>>>

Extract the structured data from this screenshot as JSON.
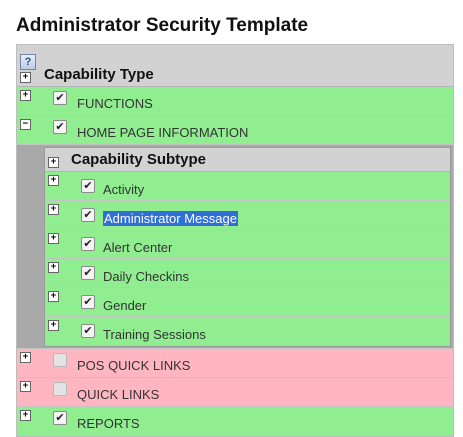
{
  "title": "Administrator Security Template",
  "header": {
    "help_glyph": "?",
    "expand_glyph": "+",
    "label": "Capability Type"
  },
  "rows": [
    {
      "toggle": "+",
      "checked": "✔",
      "label": "FUNCTIONS",
      "status": "enabled"
    },
    {
      "toggle": "−",
      "checked": "✔",
      "label": "HOME PAGE INFORMATION",
      "status": "enabled"
    }
  ],
  "subtable": {
    "header": {
      "expand_glyph": "+",
      "label": "Capability Subtype"
    },
    "rows": [
      {
        "toggle": "+",
        "checked": "✔",
        "label": "Activity"
      },
      {
        "toggle": "+",
        "checked": "✔",
        "label": "Administrator Message",
        "selected": true
      },
      {
        "toggle": "+",
        "checked": "✔",
        "label": "Alert Center"
      },
      {
        "toggle": "+",
        "checked": "✔",
        "label": "Daily Checkins"
      },
      {
        "toggle": "+",
        "checked": "✔",
        "label": "Gender"
      },
      {
        "toggle": "+",
        "checked": "✔",
        "label": "Training Sessions"
      }
    ]
  },
  "rows_after": [
    {
      "toggle": "+",
      "checked": "",
      "label": "POS QUICK LINKS",
      "status": "disabled"
    },
    {
      "toggle": "+",
      "checked": "",
      "label": "QUICK LINKS",
      "status": "disabled"
    },
    {
      "toggle": "+",
      "checked": "✔",
      "label": "REPORTS",
      "status": "enabled"
    }
  ],
  "colors": {
    "enabled_row": "#90ee90",
    "disabled_row": "#ffb6c1",
    "header_bg": "#d2d2d2",
    "selection": "#2f6fd6"
  }
}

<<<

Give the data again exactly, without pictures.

Extract the structured data from this screenshot as JSON.
{
  "title": "Administrator Security Template",
  "header": {
    "help_glyph": "?",
    "expand_glyph": "+",
    "label": "Capability Type"
  },
  "rows": [
    {
      "toggle": "+",
      "checked": "✔",
      "label": "FUNCTIONS",
      "status": "enabled"
    },
    {
      "toggle": "−",
      "checked": "✔",
      "label": "HOME PAGE INFORMATION",
      "status": "enabled"
    }
  ],
  "subtable": {
    "header": {
      "expand_glyph": "+",
      "label": "Capability Subtype"
    },
    "rows": [
      {
        "toggle": "+",
        "checked": "✔",
        "label": "Activity"
      },
      {
        "toggle": "+",
        "checked": "✔",
        "label": "Administrator Message",
        "selected": true
      },
      {
        "toggle": "+",
        "checked": "✔",
        "label": "Alert Center"
      },
      {
        "toggle": "+",
        "checked": "✔",
        "label": "Daily Checkins"
      },
      {
        "toggle": "+",
        "checked": "✔",
        "label": "Gender"
      },
      {
        "toggle": "+",
        "checked": "✔",
        "label": "Training Sessions"
      }
    ]
  },
  "rows_after": [
    {
      "toggle": "+",
      "checked": "",
      "label": "POS QUICK LINKS",
      "status": "disabled"
    },
    {
      "toggle": "+",
      "checked": "",
      "label": "QUICK LINKS",
      "status": "disabled"
    },
    {
      "toggle": "+",
      "checked": "✔",
      "label": "REPORTS",
      "status": "enabled"
    }
  ],
  "colors": {
    "enabled_row": "#90ee90",
    "disabled_row": "#ffb6c1",
    "header_bg": "#d2d2d2",
    "selection": "#2f6fd6"
  }
}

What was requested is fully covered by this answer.